The sound is as you would expect from a military shooter with the usual assortment of typical mission brief from a commanding officer to the radio banter from the troops on the ground during missions. The other sound effects such as gunfire and explosions are as you would expect and in fact are what could be describe as generic, but in a nice way. Amongst all the chatter, gunfire and explosions there is also a blistering soundtrack that does in fact pump up the action and add that little more tension to proceedings. Certain war games ditch the music for a more ambient and realistic flavour whereas Battlefield 2 goes for the jugular and pumps out the music in full effect; I like this as it seems fitting with the arcade nature of the game.


The single player will take some time to beat not due to overwhelming length per se but mostly due to its difficulty which requires some trial and error attempts. The last missions which players can choose to affiliate with NATO or the Chinese are in particular very tough to beat. Each mission awards players with stars and if certain actions are performed achievements as well. A mission ranking is gained between levels and players are encouraged to replay missions to try and beat their previous score. There are also various un-lockable challenges which feature using the hot swap under a time limit to driving and weapons use. In this respect there’s plenty to do for non Live connected players.

For those connected to Live or System link then a whole new ball game is opened as half of Battlefield 2’s appeal lies in its multiplayer modes online. Battlefield 2 allows for 12 versus 12 games across conquest and capture the flag game modes. The servers are handled by EA and so players can drop into games and hopefully get a lag free game going. The online play is pretty much identical to the single player with the exception of not being able to hot swap and the absence of AI. It’s up to players to co-ordinate themselves into tactical teams although this rarely seems to be the case or so be it in the 50 plus games I’ve played thus far. The more organised clans are probably where it’s at to get the most from the game as I’ve seen all sorts of unruly actions in random games. Things like team killing or even players rushing off to get to the helicopters at the beginning of the game only to lose control and crash into the ground killing all occupants! Either way the online play is very fun as your team gains and holds various points on the map in conquest mode. What I particularly like is the fact that players are able to do their own thing or form small teams to perform co-ordinated attacks. A favourite for the lone players is to drive far from the map hotspots and snipe from a bush in the surrounding hills! The visual range is very good and although there is some fogging it does allow you to see targets that are almost miles away.

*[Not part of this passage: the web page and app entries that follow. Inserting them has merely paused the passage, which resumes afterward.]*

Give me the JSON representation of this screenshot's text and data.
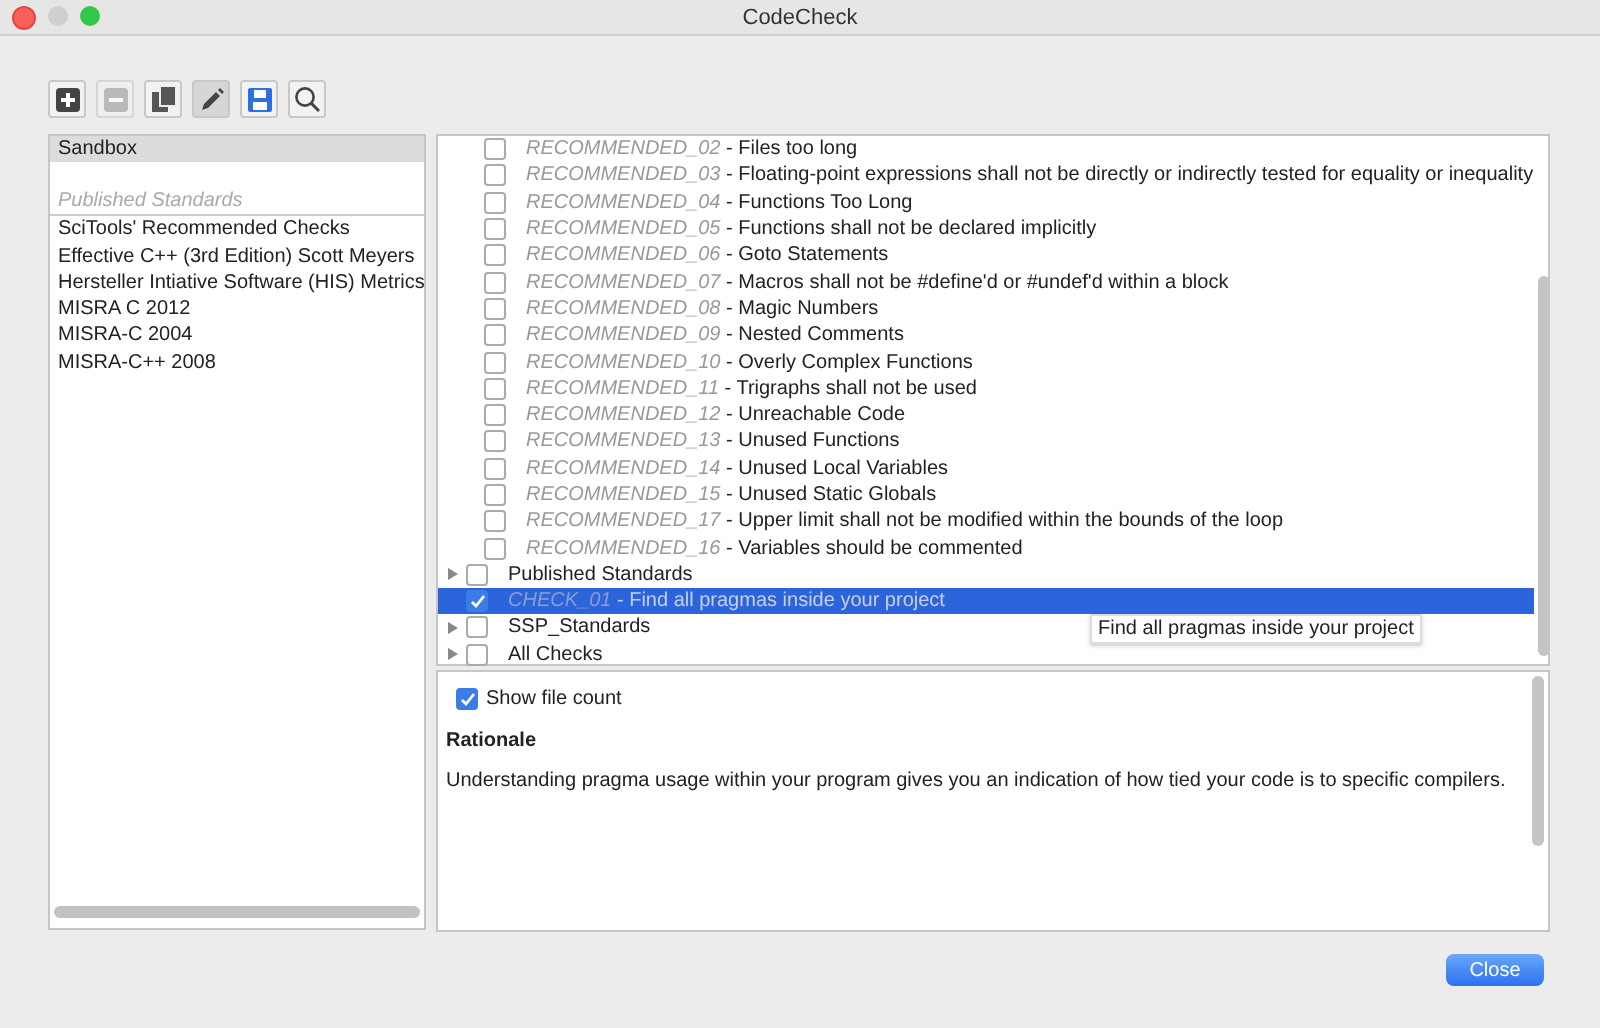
{
  "window": {
    "title": "CodeCheck"
  },
  "toolbar": [
    {
      "kind": "add",
      "disabled": false,
      "pressed": false
    },
    {
      "kind": "remove",
      "disabled": true,
      "pressed": false
    },
    {
      "kind": "copy",
      "disabled": false,
      "pressed": false
    },
    {
      "kind": "edit",
      "disabled": false,
      "pressed": true
    },
    {
      "kind": "save",
      "disabled": false,
      "pressed": false
    },
    {
      "kind": "search",
      "disabled": false,
      "pressed": false
    }
  ],
  "sidebar": {
    "items": [
      {
        "kind": "item",
        "label": "Sandbox",
        "selected": true
      },
      {
        "kind": "spacer"
      },
      {
        "kind": "header",
        "label": "Published Standards"
      },
      {
        "kind": "item",
        "label": "SciTools' Recommended Checks",
        "selected": false
      },
      {
        "kind": "item",
        "label": "Effective C++ (3rd Edition) Scott Meyers",
        "selected": false
      },
      {
        "kind": "item",
        "label": "Hersteller Intiative Software (HIS) Metrics",
        "selected": false
      },
      {
        "kind": "item",
        "label": "MISRA C 2012",
        "selected": false
      },
      {
        "kind": "item",
        "label": "MISRA-C 2004",
        "selected": false
      },
      {
        "kind": "item",
        "label": "MISRA-C++ 2008",
        "selected": false
      }
    ]
  },
  "tree": [
    {
      "kind": "continued",
      "children": [
        {
          "kind": "check",
          "label": "*RECOMMENDED_02* - Files too long",
          "checked": false,
          "selected": false
        },
        {
          "kind": "check",
          "label": "*RECOMMENDED_03* - Floating-point expressions shall not be directly or indirectly tested for equality or inequality",
          "checked": false,
          "selected": false
        },
        {
          "kind": "check",
          "label": "*RECOMMENDED_04* - Functions Too Long",
          "checked": false,
          "selected": false
        },
        {
          "kind": "check",
          "label": "*RECOMMENDED_05* - Functions shall not be declared implicitly",
          "checked": false,
          "selected": false
        },
        {
          "kind": "check",
          "label": "*RECOMMENDED_06* - Goto Statements",
          "checked": false,
          "selected": false
        },
        {
          "kind": "check",
          "label": "*RECOMMENDED_07* - Macros shall not be #define'd or #undef'd within a block",
          "checked": false,
          "selected": false
        },
        {
          "kind": "check",
          "label": "*RECOMMENDED_08* - Magic Numbers",
          "checked": false,
          "selected": false
        },
        {
          "kind": "check",
          "label": "*RECOMMENDED_09* - Nested Comments",
          "checked": false,
          "selected": false
        },
        {
          "kind": "check",
          "label": "*RECOMMENDED_10* - Overly Complex Functions",
          "checked": false,
          "selected": false
        },
        {
          "kind": "check",
          "label": "*RECOMMENDED_11* - Trigraphs shall not be used",
          "checked": false,
          "selected": false
        },
        {
          "kind": "check",
          "label": "*RECOMMENDED_12* - Unreachable Code",
          "checked": false,
          "selected": false
        },
        {
          "kind": "check",
          "label": "*RECOMMENDED_13* - Unused Functions",
          "checked": false,
          "selected": false
        },
        {
          "kind": "check",
          "label": "*RECOMMENDED_14* - Unused Local Variables",
          "checked": false,
          "selected": false
        },
        {
          "kind": "check",
          "label": "*RECOMMENDED_15* - Unused Static Globals",
          "checked": false,
          "selected": false
        },
        {
          "kind": "check",
          "label": "*RECOMMENDED_17* - Upper limit shall not be modified within the bounds of the loop",
          "checked": false,
          "selected": false
        },
        {
          "kind": "check",
          "label": "*RECOMMENDED_16* - Variables should be commented",
          "checked": false,
          "selected": false
        }
      ]
    },
    {
      "kind": "group",
      "label": "Published Standards",
      "checked": false,
      "expanded": false
    },
    {
      "kind": "check",
      "label": "*CHECK_01* - Find all pragmas inside your project",
      "checked": true,
      "selected": true
    },
    {
      "kind": "group",
      "label": "SSP_Standards",
      "checked": false,
      "expanded": false
    },
    {
      "kind": "group",
      "label": "All Checks",
      "checked": false,
      "expanded": false
    }
  ],
  "tooltip": "Find all pragmas inside your project",
  "details": {
    "show_file_count": {
      "label": "Show file count",
      "checked": true
    },
    "heading": "Rationale",
    "text": "Understanding pragma usage within your program gives you an indication of how tied your code is to specific compilers."
  },
  "buttons": [
    "Close"
  ]
}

Battlefield 2: Modern Combat is a welcome addition to the Xbox 360 roster of shooters and whilst it doesn’t offer that much difference to other shooters other than its freeform play it is a game which contains pick up and play action. The single player is perhaps weaker than the online play but still has enough for a purchase especially as it’s not as tactical as Ghost Recon and should appeal to more casual players. The arcade element and the fact that players have reasonable freedom means that most gamers should find Battlefield 2 to be an entertaining game. Sadly the conquest modes aren’t usable offline versus AI bots which would have added another layer for those not online connected. In general I have had a good experience with Battlefield 2 especially online which is where the real fun begins.


Written by: Rob Cram

Rob Cram has hundreds of video game reviews, thousands of articles under his belt with years of experience in gaming and tech. He aims to remain fair and free from publisher/developer influence. With his extensive knowledge, feels his gaming opinions are valid and worth sharing. Agreement with his views are entirely optional. He might have a bias towards cyberpunk.